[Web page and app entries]
%%
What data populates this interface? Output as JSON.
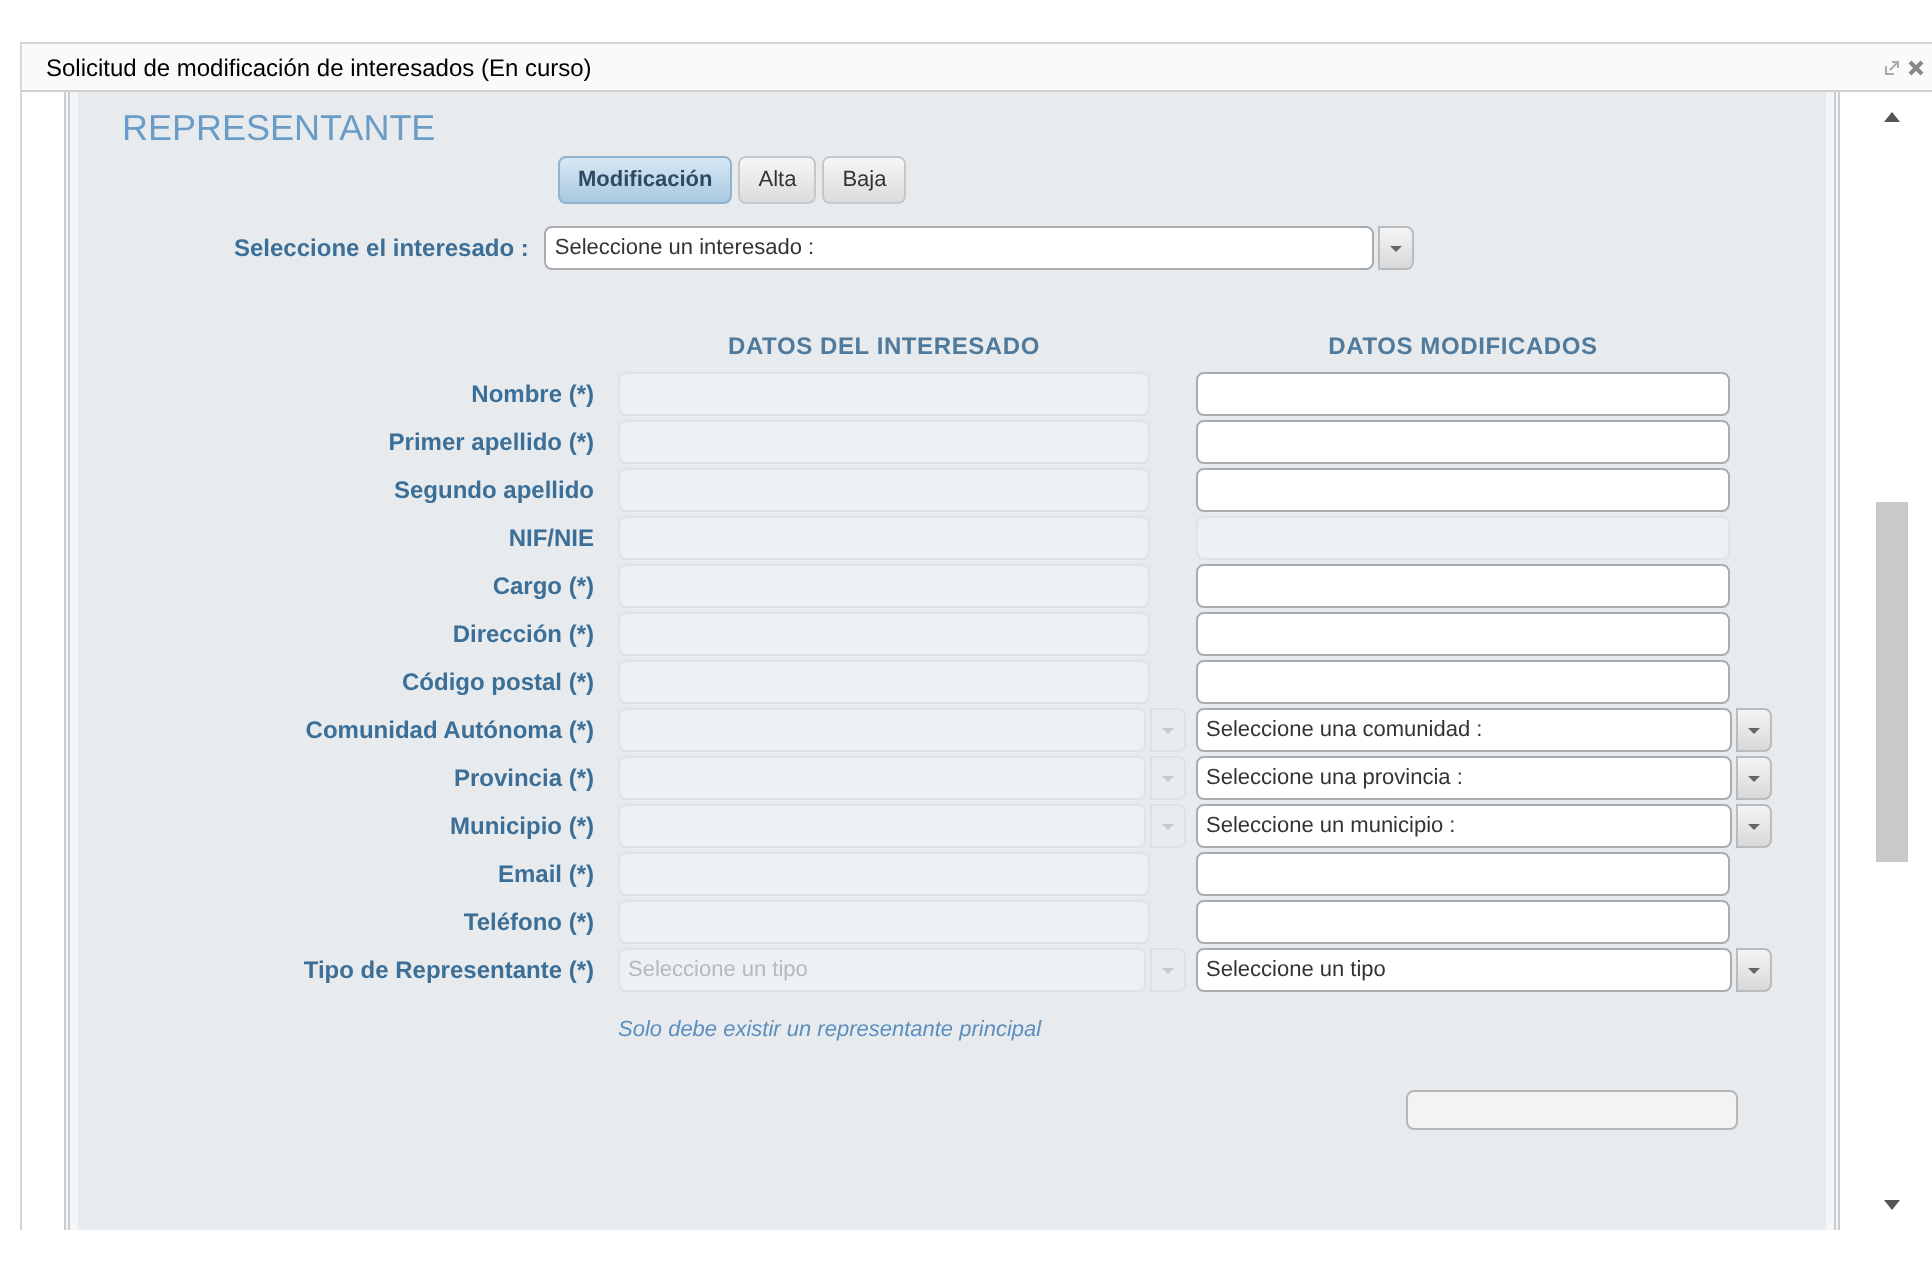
{
  "window": {
    "title": "Solicitud de modificación de interesados (En curso)"
  },
  "section_title": "REPRESENTANTE",
  "tabs": [
    {
      "label": "Modificación",
      "selected": true
    },
    {
      "label": "Alta",
      "selected": false
    },
    {
      "label": "Baja",
      "selected": false
    }
  ],
  "interesado": {
    "label": "Seleccione el interesado :",
    "placeholder": "Seleccione un interesado :"
  },
  "columns": [
    "DATOS DEL INTERESADO",
    "DATOS MODIFICADOS"
  ],
  "rows": [
    {
      "label": "Nombre (*)",
      "left": {
        "kind": "text",
        "disabled": true
      },
      "right": {
        "kind": "text",
        "disabled": false
      }
    },
    {
      "label": "Primer apellido (*)",
      "left": {
        "kind": "text",
        "disabled": true
      },
      "right": {
        "kind": "text",
        "disabled": false
      }
    },
    {
      "label": "Segundo apellido",
      "left": {
        "kind": "text",
        "disabled": true
      },
      "right": {
        "kind": "text",
        "disabled": false
      }
    },
    {
      "label": "NIF/NIE",
      "left": {
        "kind": "text",
        "disabled": true
      },
      "right": {
        "kind": "text",
        "disabled": true
      }
    },
    {
      "label": "Cargo (*)",
      "left": {
        "kind": "text",
        "disabled": true
      },
      "right": {
        "kind": "text",
        "disabled": false
      }
    },
    {
      "label": "Dirección (*)",
      "left": {
        "kind": "text",
        "disabled": true
      },
      "right": {
        "kind": "text",
        "disabled": false
      }
    },
    {
      "label": "Código postal (*)",
      "left": {
        "kind": "text",
        "disabled": true
      },
      "right": {
        "kind": "text",
        "disabled": false
      }
    },
    {
      "label": "Comunidad Autónoma (*)",
      "left": {
        "kind": "select",
        "disabled": true
      },
      "right": {
        "kind": "select",
        "disabled": false,
        "placeholder": "Seleccione una comunidad :"
      }
    },
    {
      "label": "Provincia (*)",
      "left": {
        "kind": "select",
        "disabled": true
      },
      "right": {
        "kind": "select",
        "disabled": false,
        "placeholder": "Seleccione una provincia :"
      }
    },
    {
      "label": "Municipio (*)",
      "left": {
        "kind": "select",
        "disabled": true
      },
      "right": {
        "kind": "select",
        "disabled": false,
        "placeholder": "Seleccione un municipio :"
      }
    },
    {
      "label": "Email (*)",
      "left": {
        "kind": "text",
        "disabled": true
      },
      "right": {
        "kind": "text",
        "disabled": false
      }
    },
    {
      "label": "Teléfono (*)",
      "left": {
        "kind": "text",
        "disabled": true
      },
      "right": {
        "kind": "text",
        "disabled": false
      }
    },
    {
      "label": "Tipo de Representante (*)",
      "left": {
        "kind": "select",
        "disabled": true,
        "placeholder": "Seleccione un tipo"
      },
      "right": {
        "kind": "select",
        "disabled": false,
        "placeholder": "Seleccione un tipo"
      }
    }
  ],
  "note": "Solo debe existir un representante principal"
}
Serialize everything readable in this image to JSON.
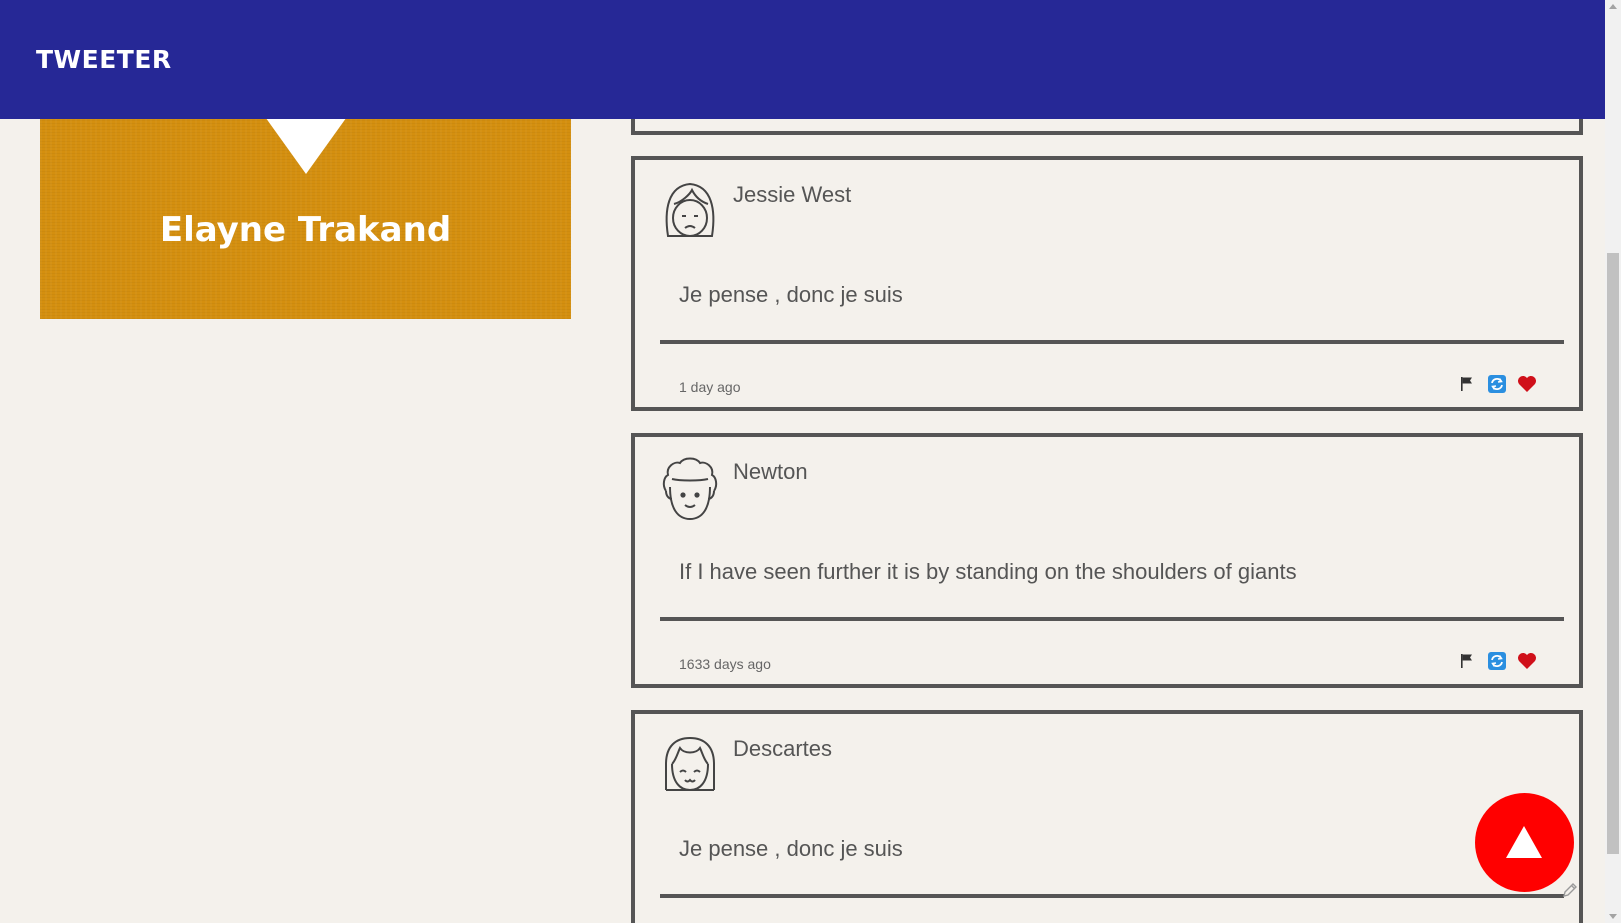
{
  "header": {
    "brand": "TWEETER"
  },
  "profile": {
    "name": "Elayne Trakand"
  },
  "colors": {
    "header_bg": "#262896",
    "profile_bg": "#d48f0f",
    "page_bg": "#f4f1ec",
    "to_top_bg": "#ff0000"
  },
  "tweets": [
    {
      "author": "",
      "content": "",
      "time": "",
      "avatar_icon": "face-icon"
    },
    {
      "author": "Jessie West",
      "content": "Je pense , donc je suis",
      "time": "1 day ago",
      "avatar_icon": "woman-face-icon"
    },
    {
      "author": "Newton",
      "content": "If I have seen further it is by standing on the shoulders of giants",
      "time": "1633 days ago",
      "avatar_icon": "curly-hair-face-icon"
    },
    {
      "author": "Descartes",
      "content": "Je pense , donc je suis",
      "time": "",
      "avatar_icon": "bangs-face-icon"
    }
  ],
  "actions": {
    "flag_icon": "flag-icon",
    "retweet_icon": "retweet-icon",
    "like_icon": "heart-icon"
  },
  "to_top_icon": "arrow-up-icon"
}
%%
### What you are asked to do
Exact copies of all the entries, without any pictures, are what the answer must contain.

### Written solution
What data populates this interface? Output as JSON.
{
  "window": {
    "title": "Solicitud de modificación de interesados (En curso)"
  },
  "section_title": "REPRESENTANTE",
  "tabs": [
    {
      "label": "Modificación",
      "selected": true
    },
    {
      "label": "Alta",
      "selected": false
    },
    {
      "label": "Baja",
      "selected": false
    }
  ],
  "interesado": {
    "label": "Seleccione el interesado :",
    "placeholder": "Seleccione un interesado :"
  },
  "columns": [
    "DATOS DEL INTERESADO",
    "DATOS MODIFICADOS"
  ],
  "rows": [
    {
      "label": "Nombre (*)",
      "left": {
        "kind": "text",
        "disabled": true
      },
      "right": {
        "kind": "text",
        "disabled": false
      }
    },
    {
      "label": "Primer apellido (*)",
      "left": {
        "kind": "text",
        "disabled": true
      },
      "right": {
        "kind": "text",
        "disabled": false
      }
    },
    {
      "label": "Segundo apellido",
      "left": {
        "kind": "text",
        "disabled": true
      },
      "right": {
        "kind": "text",
        "disabled": false
      }
    },
    {
      "label": "NIF/NIE",
      "left": {
        "kind": "text",
        "disabled": true
      },
      "right": {
        "kind": "text",
        "disabled": true
      }
    },
    {
      "label": "Cargo (*)",
      "left": {
        "kind": "text",
        "disabled": true
      },
      "right": {
        "kind": "text",
        "disabled": false
      }
    },
    {
      "label": "Dirección (*)",
      "left": {
        "kind": "text",
        "disabled": true
      },
      "right": {
        "kind": "text",
        "disabled": false
      }
    },
    {
      "label": "Código postal (*)",
      "left": {
        "kind": "text",
        "disabled": true
      },
      "right": {
        "kind": "text",
        "disabled": false
      }
    },
    {
      "label": "Comunidad Autónoma (*)",
      "left": {
        "kind": "select",
        "disabled": true
      },
      "right": {
        "kind": "select",
        "disabled": false,
        "placeholder": "Seleccione una comunidad :"
      }
    },
    {
      "label": "Provincia (*)",
      "left": {
        "kind": "select",
        "disabled": true
      },
      "right": {
        "kind": "select",
        "disabled": false,
        "placeholder": "Seleccione una provincia :"
      }
    },
    {
      "label": "Municipio (*)",
      "left": {
        "kind": "select",
        "disabled": true
      },
      "right": {
        "kind": "select",
        "disabled": false,
        "placeholder": "Seleccione un municipio :"
      }
    },
    {
      "label": "Email (*)",
      "left": {
        "kind": "text",
        "disabled": true
      },
      "right": {
        "kind": "text",
        "disabled": false
      }
    },
    {
      "label": "Teléfono (*)",
      "left": {
        "kind": "text",
        "disabled": true
      },
      "right": {
        "kind": "text",
        "disabled": false
      }
    },
    {
      "label": "Tipo de Representante (*)",
      "left": {
        "kind": "select",
        "disabled": true,
        "placeholder": "Seleccione un tipo"
      },
      "right": {
        "kind": "select",
        "disabled": false,
        "placeholder": "Seleccione un tipo"
      }
    }
  ],
  "note": "Solo debe existir un representante principal"
}
Serialize everything readable in this image to JSON.
{
  "header": {
    "brand": "TWEETER"
  },
  "profile": {
    "name": "Elayne Trakand"
  },
  "colors": {
    "header_bg": "#262896",
    "profile_bg": "#d48f0f",
    "page_bg": "#f4f1ec",
    "to_top_bg": "#ff0000"
  },
  "tweets": [
    {
      "author": "",
      "content": "",
      "time": "",
      "avatar_icon": "face-icon"
    },
    {
      "author": "Jessie West",
      "content": "Je pense , donc je suis",
      "time": "1 day ago",
      "avatar_icon": "woman-face-icon"
    },
    {
      "author": "Newton",
      "content": "If I have seen further it is by standing on the shoulders of giants",
      "time": "1633 days ago",
      "avatar_icon": "curly-hair-face-icon"
    },
    {
      "author": "Descartes",
      "content": "Je pense , donc je suis",
      "time": "",
      "avatar_icon": "bangs-face-icon"
    }
  ],
  "actions": {
    "flag_icon": "flag-icon",
    "retweet_icon": "retweet-icon",
    "like_icon": "heart-icon"
  },
  "to_top_icon": "arrow-up-icon"
}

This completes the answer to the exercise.